Data for the task
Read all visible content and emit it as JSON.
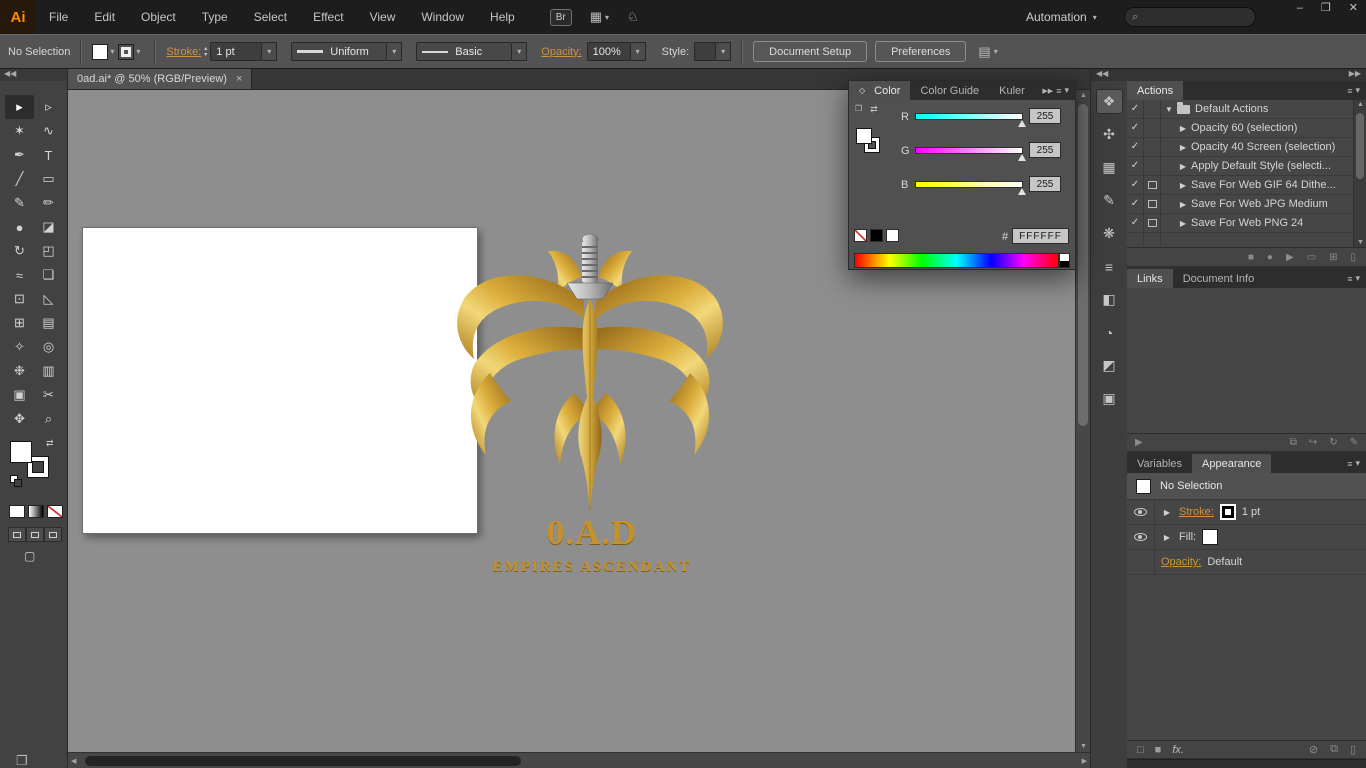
{
  "window": {
    "minimize": "–",
    "restore": "❐",
    "close": "✕"
  },
  "menubar": {
    "logo": "Ai",
    "items": [
      "File",
      "Edit",
      "Object",
      "Type",
      "Select",
      "Effect",
      "View",
      "Window",
      "Help"
    ],
    "bridge_label": "Br",
    "workspace": "Automation"
  },
  "controlbar": {
    "selection_status": "No Selection",
    "stroke_label": "Stroke:",
    "stroke_value": "1 pt",
    "width_profile": "Uniform",
    "brush_style": "Basic",
    "opacity_label": "Opacity:",
    "opacity_value": "100%",
    "style_label": "Style:",
    "document_setup_label": "Document Setup",
    "preferences_label": "Preferences"
  },
  "document_tab": {
    "title": "0ad.ai* @ 50% (RGB/Preview)"
  },
  "canvas_logo": {
    "title": "0.A.D",
    "subtitle": "EMPIRES ASCENDANT"
  },
  "color_panel": {
    "tabs": [
      "Color",
      "Color Guide",
      "Kuler"
    ],
    "channels": [
      {
        "label": "R",
        "value": "255",
        "gradient_from": "#00ffff",
        "gradient_to": "#ffffff"
      },
      {
        "label": "G",
        "value": "255",
        "gradient_from": "#ff00ff",
        "gradient_to": "#ffffff"
      },
      {
        "label": "B",
        "value": "255",
        "gradient_from": "#ffff00",
        "gradient_to": "#ffffff"
      }
    ],
    "hex_prefix": "#",
    "hex_value": "FFFFFF"
  },
  "actions_panel": {
    "title": "Actions",
    "items": [
      {
        "check": "✓",
        "expander": "▼",
        "label": "Default Actions"
      },
      {
        "check": "✓",
        "expander": "▶",
        "label": "Opacity 60 (selection)"
      },
      {
        "check": "✓",
        "expander": "▶",
        "label": "Opacity 40 Screen (selection)"
      },
      {
        "check": "✓",
        "expander": "▶",
        "label": "Apply Default Style (selecti..."
      },
      {
        "check": "✓",
        "expander": "▶",
        "label": "Save For Web GIF 64 Dithe..."
      },
      {
        "check": "✓",
        "expander": "▶",
        "label": "Save For Web JPG Medium"
      },
      {
        "check": "✓",
        "expander": "▶",
        "label": "Save For Web PNG 24"
      }
    ]
  },
  "links_panel": {
    "tabs": [
      "Links",
      "Document Info"
    ]
  },
  "appearance_panel": {
    "tabs": [
      "Variables",
      "Appearance"
    ],
    "selection_status": "No Selection",
    "stroke_label": "Stroke:",
    "stroke_value": "1 pt",
    "fill_label": "Fill:",
    "opacity_label": "Opacity:",
    "opacity_value": "Default",
    "fx_label": "fx."
  },
  "tools": [
    {
      "name": "selection",
      "glyph": "▸"
    },
    {
      "name": "direct-selection",
      "glyph": "▹"
    },
    {
      "name": "magic-wand",
      "glyph": "✶"
    },
    {
      "name": "lasso",
      "glyph": "∿"
    },
    {
      "name": "pen",
      "glyph": "✒"
    },
    {
      "name": "type",
      "glyph": "T"
    },
    {
      "name": "line-segment",
      "glyph": "╱"
    },
    {
      "name": "rectangle",
      "glyph": "▭"
    },
    {
      "name": "paintbrush",
      "glyph": "✎"
    },
    {
      "name": "pencil",
      "glyph": "✏"
    },
    {
      "name": "blob-brush",
      "glyph": "●"
    },
    {
      "name": "eraser",
      "glyph": "◪"
    },
    {
      "name": "rotate",
      "glyph": "↻"
    },
    {
      "name": "scale",
      "glyph": "◰"
    },
    {
      "name": "width",
      "glyph": "≈"
    },
    {
      "name": "free-transform",
      "glyph": "❏"
    },
    {
      "name": "shape-builder",
      "glyph": "⊡"
    },
    {
      "name": "perspective-grid",
      "glyph": "◺"
    },
    {
      "name": "mesh",
      "glyph": "⊞"
    },
    {
      "name": "gradient",
      "glyph": "▤"
    },
    {
      "name": "eyedropper",
      "glyph": "✧"
    },
    {
      "name": "blend",
      "glyph": "◎"
    },
    {
      "name": "symbol-sprayer",
      "glyph": "❉"
    },
    {
      "name": "column-graph",
      "glyph": "▥"
    },
    {
      "name": "artboard",
      "glyph": "▣"
    },
    {
      "name": "slice",
      "glyph": "✂"
    },
    {
      "name": "hand",
      "glyph": "✥"
    },
    {
      "name": "zoom",
      "glyph": "⌕"
    }
  ],
  "dock_icons": [
    {
      "name": "color",
      "glyph": "❖"
    },
    {
      "name": "color-guide",
      "glyph": "✣"
    },
    {
      "name": "swatches",
      "glyph": "▦"
    },
    {
      "name": "brushes",
      "glyph": "✎"
    },
    {
      "name": "symbols",
      "glyph": "❋"
    },
    {
      "name": "stroke",
      "glyph": "≡"
    },
    {
      "name": "gradient",
      "glyph": "◧"
    },
    {
      "name": "transparency",
      "glyph": "◔"
    },
    {
      "name": "appearance",
      "glyph": "◩"
    },
    {
      "name": "graphic-styles",
      "glyph": "▣"
    }
  ],
  "icons": {
    "dropdown": "▾",
    "search": "⌕",
    "collapse_left": "◀◀",
    "collapse_right": "▶▶",
    "panel_menu": "≡",
    "panel_badge": "◇",
    "close_tab": "×",
    "swap": "⇄",
    "stepper_up": "▴",
    "stepper_down": "▾",
    "align": "▤",
    "arrange": "▦",
    "touch": "♘",
    "stop": "■",
    "record": "●",
    "play": "▶",
    "new_set": "▭",
    "new_action": "⊞",
    "trash": "▯",
    "link_info": "▶",
    "relink": "⧉",
    "goto_link": "↪",
    "update_link": "↻",
    "edit_original": "✎",
    "add_stroke": "□",
    "add_fill": "■",
    "clear_appearance": "⊘",
    "duplicate": "⧉",
    "up": "▲",
    "down": "▼",
    "left": "◀",
    "right": "▶",
    "screen_mode": "▢",
    "windows": "❐"
  }
}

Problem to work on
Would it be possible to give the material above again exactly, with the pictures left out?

Completed task
Read all visible content and emit it as JSON.
{
  "window": {
    "minimize": "–",
    "restore": "❐",
    "close": "✕"
  },
  "menubar": {
    "logo": "Ai",
    "items": [
      "File",
      "Edit",
      "Object",
      "Type",
      "Select",
      "Effect",
      "View",
      "Window",
      "Help"
    ],
    "bridge_label": "Br",
    "workspace": "Automation"
  },
  "controlbar": {
    "selection_status": "No Selection",
    "stroke_label": "Stroke:",
    "stroke_value": "1 pt",
    "width_profile": "Uniform",
    "brush_style": "Basic",
    "opacity_label": "Opacity:",
    "opacity_value": "100%",
    "style_label": "Style:",
    "document_setup_label": "Document Setup",
    "preferences_label": "Preferences"
  },
  "document_tab": {
    "title": "0ad.ai* @ 50% (RGB/Preview)"
  },
  "canvas_logo": {
    "title": "0.A.D",
    "subtitle": "EMPIRES ASCENDANT"
  },
  "color_panel": {
    "tabs": [
      "Color",
      "Color Guide",
      "Kuler"
    ],
    "channels": [
      {
        "label": "R",
        "value": "255",
        "gradient_from": "#00ffff",
        "gradient_to": "#ffffff"
      },
      {
        "label": "G",
        "value": "255",
        "gradient_from": "#ff00ff",
        "gradient_to": "#ffffff"
      },
      {
        "label": "B",
        "value": "255",
        "gradient_from": "#ffff00",
        "gradient_to": "#ffffff"
      }
    ],
    "hex_prefix": "#",
    "hex_value": "FFFFFF"
  },
  "actions_panel": {
    "title": "Actions",
    "items": [
      {
        "check": "✓",
        "expander": "▼",
        "label": "Default Actions"
      },
      {
        "check": "✓",
        "expander": "▶",
        "label": "Opacity 60 (selection)"
      },
      {
        "check": "✓",
        "expander": "▶",
        "label": "Opacity 40 Screen (selection)"
      },
      {
        "check": "✓",
        "expander": "▶",
        "label": "Apply Default Style (selecti..."
      },
      {
        "check": "✓",
        "expander": "▶",
        "label": "Save For Web GIF 64 Dithe..."
      },
      {
        "check": "✓",
        "expander": "▶",
        "label": "Save For Web JPG Medium"
      },
      {
        "check": "✓",
        "expander": "▶",
        "label": "Save For Web PNG 24"
      }
    ]
  },
  "links_panel": {
    "tabs": [
      "Links",
      "Document Info"
    ]
  },
  "appearance_panel": {
    "tabs": [
      "Variables",
      "Appearance"
    ],
    "selection_status": "No Selection",
    "stroke_label": "Stroke:",
    "stroke_value": "1 pt",
    "fill_label": "Fill:",
    "opacity_label": "Opacity:",
    "opacity_value": "Default",
    "fx_label": "fx."
  },
  "tools": [
    {
      "name": "selection",
      "glyph": "▸"
    },
    {
      "name": "direct-selection",
      "glyph": "▹"
    },
    {
      "name": "magic-wand",
      "glyph": "✶"
    },
    {
      "name": "lasso",
      "glyph": "∿"
    },
    {
      "name": "pen",
      "glyph": "✒"
    },
    {
      "name": "type",
      "glyph": "T"
    },
    {
      "name": "line-segment",
      "glyph": "╱"
    },
    {
      "name": "rectangle",
      "glyph": "▭"
    },
    {
      "name": "paintbrush",
      "glyph": "✎"
    },
    {
      "name": "pencil",
      "glyph": "✏"
    },
    {
      "name": "blob-brush",
      "glyph": "●"
    },
    {
      "name": "eraser",
      "glyph": "◪"
    },
    {
      "name": "rotate",
      "glyph": "↻"
    },
    {
      "name": "scale",
      "glyph": "◰"
    },
    {
      "name": "width",
      "glyph": "≈"
    },
    {
      "name": "free-transform",
      "glyph": "❏"
    },
    {
      "name": "shape-builder",
      "glyph": "⊡"
    },
    {
      "name": "perspective-grid",
      "glyph": "◺"
    },
    {
      "name": "mesh",
      "glyph": "⊞"
    },
    {
      "name": "gradient",
      "glyph": "▤"
    },
    {
      "name": "eyedropper",
      "glyph": "✧"
    },
    {
      "name": "blend",
      "glyph": "◎"
    },
    {
      "name": "symbol-sprayer",
      "glyph": "❉"
    },
    {
      "name": "column-graph",
      "glyph": "▥"
    },
    {
      "name": "artboard",
      "glyph": "▣"
    },
    {
      "name": "slice",
      "glyph": "✂"
    },
    {
      "name": "hand",
      "glyph": "✥"
    },
    {
      "name": "zoom",
      "glyph": "⌕"
    }
  ],
  "dock_icons": [
    {
      "name": "color",
      "glyph": "❖"
    },
    {
      "name": "color-guide",
      "glyph": "✣"
    },
    {
      "name": "swatches",
      "glyph": "▦"
    },
    {
      "name": "brushes",
      "glyph": "✎"
    },
    {
      "name": "symbols",
      "glyph": "❋"
    },
    {
      "name": "stroke",
      "glyph": "≡"
    },
    {
      "name": "gradient",
      "glyph": "◧"
    },
    {
      "name": "transparency",
      "glyph": "◔"
    },
    {
      "name": "appearance",
      "glyph": "◩"
    },
    {
      "name": "graphic-styles",
      "glyph": "▣"
    }
  ],
  "icons": {
    "dropdown": "▾",
    "search": "⌕",
    "collapse_left": "◀◀",
    "collapse_right": "▶▶",
    "panel_menu": "≡",
    "panel_badge": "◇",
    "close_tab": "×",
    "swap": "⇄",
    "stepper_up": "▴",
    "stepper_down": "▾",
    "align": "▤",
    "arrange": "▦",
    "touch": "♘",
    "stop": "■",
    "record": "●",
    "play": "▶",
    "new_set": "▭",
    "new_action": "⊞",
    "trash": "▯",
    "link_info": "▶",
    "relink": "⧉",
    "goto_link": "↪",
    "update_link": "↻",
    "edit_original": "✎",
    "add_stroke": "□",
    "add_fill": "■",
    "clear_appearance": "⊘",
    "duplicate": "⧉",
    "up": "▲",
    "down": "▼",
    "left": "◀",
    "right": "▶",
    "screen_mode": "▢",
    "windows": "❐"
  }
}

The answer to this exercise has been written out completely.